HIGHLIGHT

The Supreme Court said a competent court will issue its verdict based on facts and circumstantial evidence, and may order amendments to a contract.

The new regulations also cover construction contracts, supply contracts, and the like, which have been affected by the pandemic.

If the pandemic causes an increase to the cost of materials and labor wages, etc., the court shall increase the value of the contract while ensuring the obligor can afford to bear the expense. The obligee, upon increasing the obligation, has the right to request the termination of the contract. If the increase in the cost of materials is temporary, the court reserves the right to temporarily suspend the contract.

If the pandemic causes a shortage of material in the market, the court can reduce the quantity to the extent it deems sufficient to protect the obligor from harm.

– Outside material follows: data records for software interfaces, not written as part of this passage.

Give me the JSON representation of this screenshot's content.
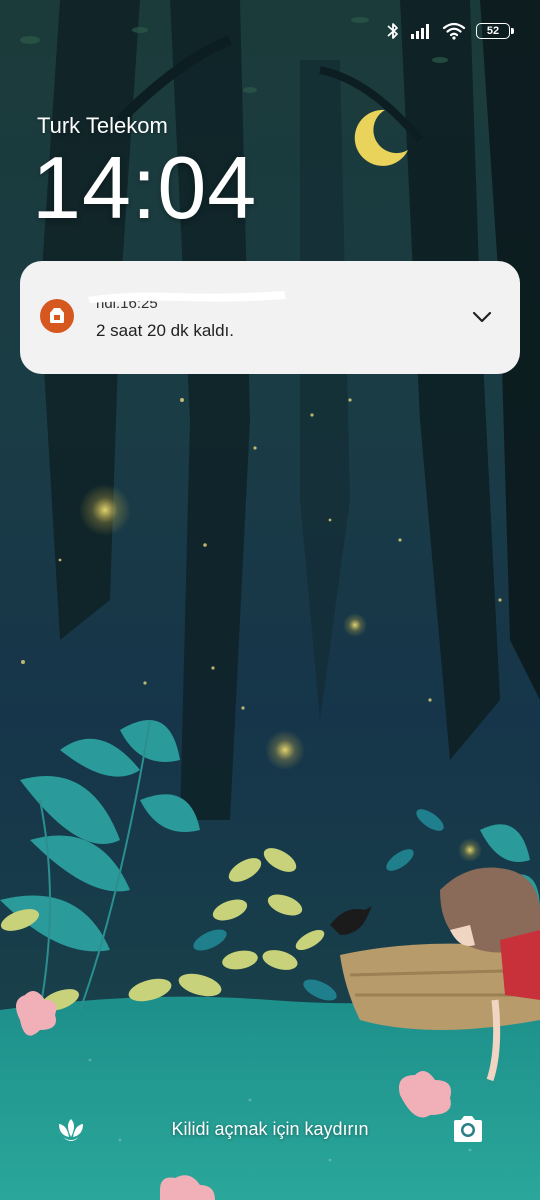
{
  "status_bar": {
    "icons": [
      "bluetooth-icon",
      "signal-icon",
      "wifi-icon",
      "battery-icon"
    ],
    "battery_level": "52"
  },
  "lockscreen": {
    "carrier": "Turk Telekom",
    "time": "14:04"
  },
  "notification": {
    "app_icon": "app-icon",
    "title_visible": "ndi:16:25",
    "body": "2 saat 20 dk kaldı.",
    "accent_color": "#d6581f"
  },
  "bottom": {
    "left_icon": "flower-icon",
    "hint": "Kilidi açmak için kaydırın",
    "right_icon": "camera-icon"
  }
}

Moreover, if the shortage of materials is temporary, the court can temporarily suspend the contract if the person obligated to it is not severely affected by this suspension. If he is harmed, he may request termination of the contract. If the materials were not available at all, leading to the impossibility of implementing the contractual obligations or some of them, the court will terminate the clauses that are impossible to implement upon the request of one of the parties to the contract.

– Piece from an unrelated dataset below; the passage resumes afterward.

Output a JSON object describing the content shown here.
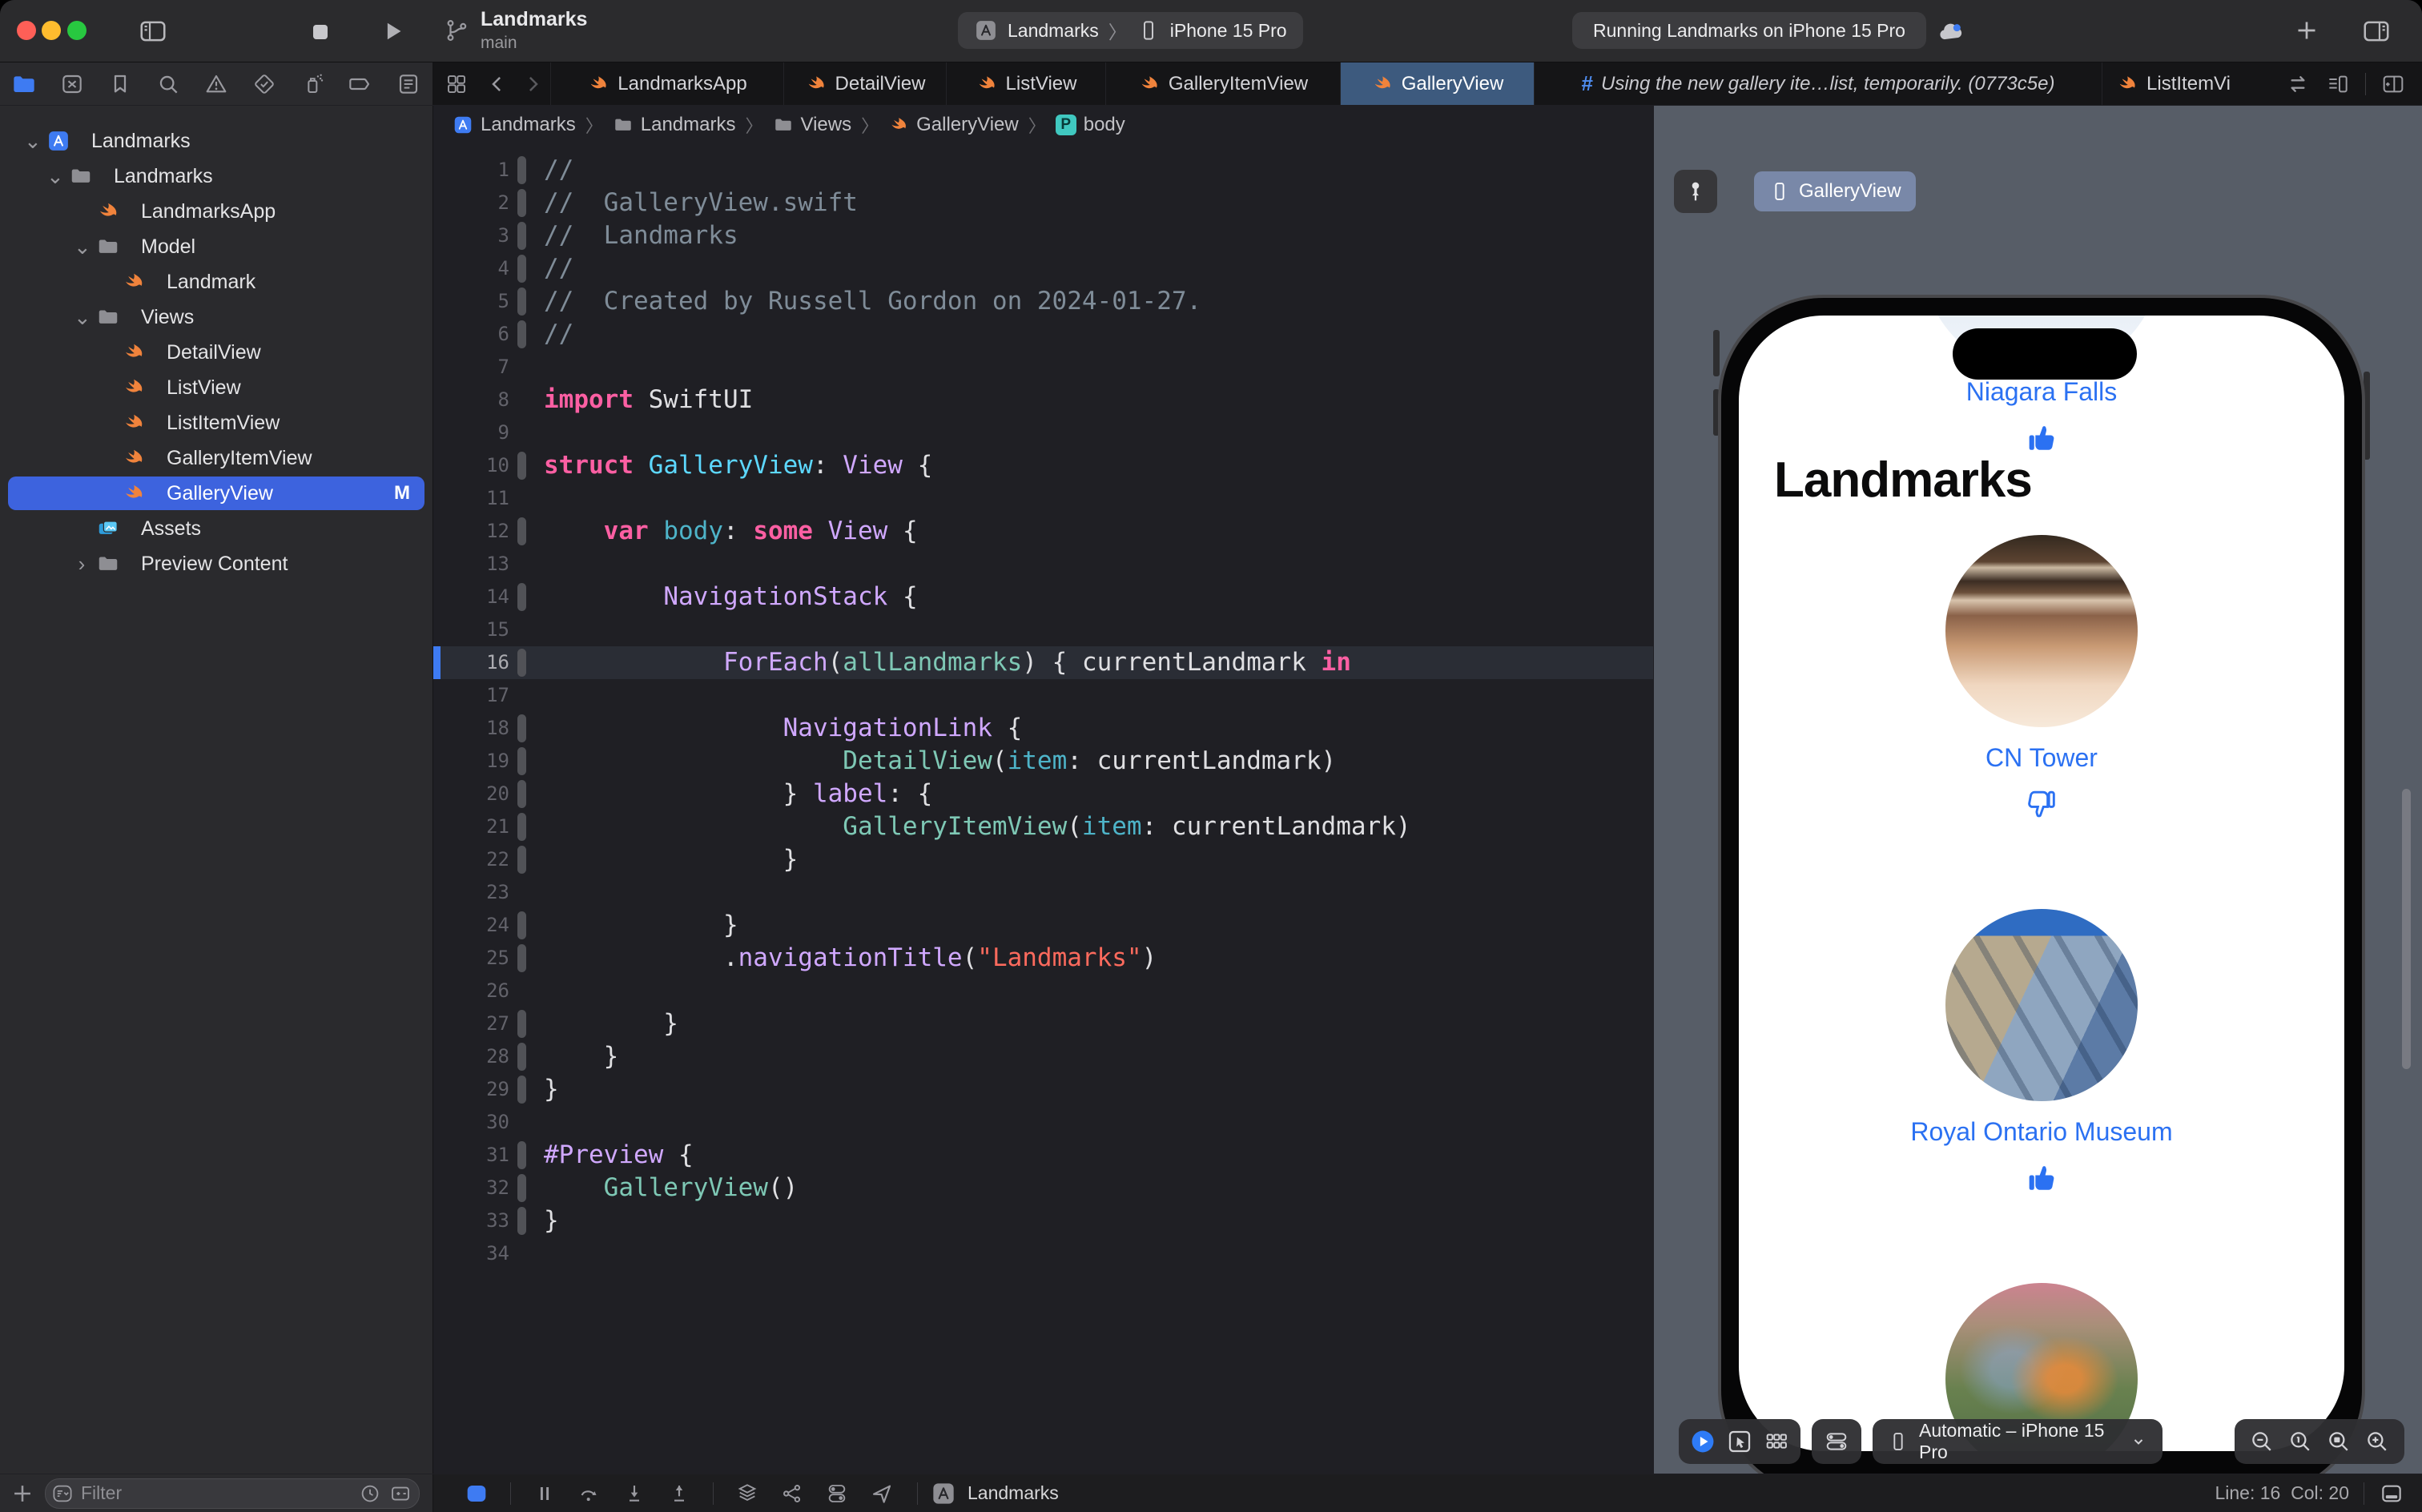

If a contract obliges one of the parties to carry out a task, which cannot be completed on time due to the pandemic, the court can temporarily suspend the implementation of the obligation. If the other party fears unusual damage due to the suspension, he may request termination of the contract.

In addition, the court also stressed the need to carefully assess the damages on a case-to-case basis, and that one or more experts should do the assessment. While assessing damages, it should be made clear what losses were incurred directly due to the pandemic and had nothing do to with seasonal upswing in certain activities.

The Supreme Court explained that a court is bound, when considering cases arising from contracts and obligations affected by the pandemic, not to apply penalty clause or fines in whole or in part — depending on the case.

In the event that a contract includes a clause of exemption from liability for one of the contracting parties when an emergency or force majeure occurs, the condition has no effect, and the party that breaches the obligation must provide evidence that the pandemic was the reason for the breach.

The affected contracts that are not covered by the provisions of this principle shall be subject to the legal and statutory litigation principles, said the court.

Commenting on the decision, Talal Albotty, the regional director of the Central Region, Salama Insurance Co., said there is a type of insurance called “suspension of operations” because of continuous epidemics, and falls under property insurance.

“This type of insurance can be found in European countries and some Asian countries but it is not applicable in Saudi Arabia,” he told Arab News. “The insurance against projects does not exist because when the project stops, insurance stops.”

Regarding the rise in prices of commodities, or the increase in prices because of pandemics and suspension of imports, a condition must be added stating that the value of property or project must increase by 10-25 percent, he added.

“Now most reinsurance companies around the world stopped offering insurance related to pandemics and contagious diseases in most countries, including COVID-19, because their impact was huge and the companies sustained huge losses,” he said.

Saudi lawyer Reem Alajmi said the resolution aims to treat and remedy the losses incurred by parties to the contract in terms of obligations.

“The parties could not fulfil their obligations because of a lack of sufficient resources or suspension of working hours during the pandemic. Fulfilling the obligation fully or partially was difficult because COVID-19 pandemic was a force majeure,” she told Arab News.

According to Alajmi, the effects or damage caused by the pandemic must not be covered by other laws. “Proving the occurrence of damage is the responsibility of the plaintiff and the defendant based on evidence submitted to the court,” she added. “The contracts and obligations are amended accordingly.”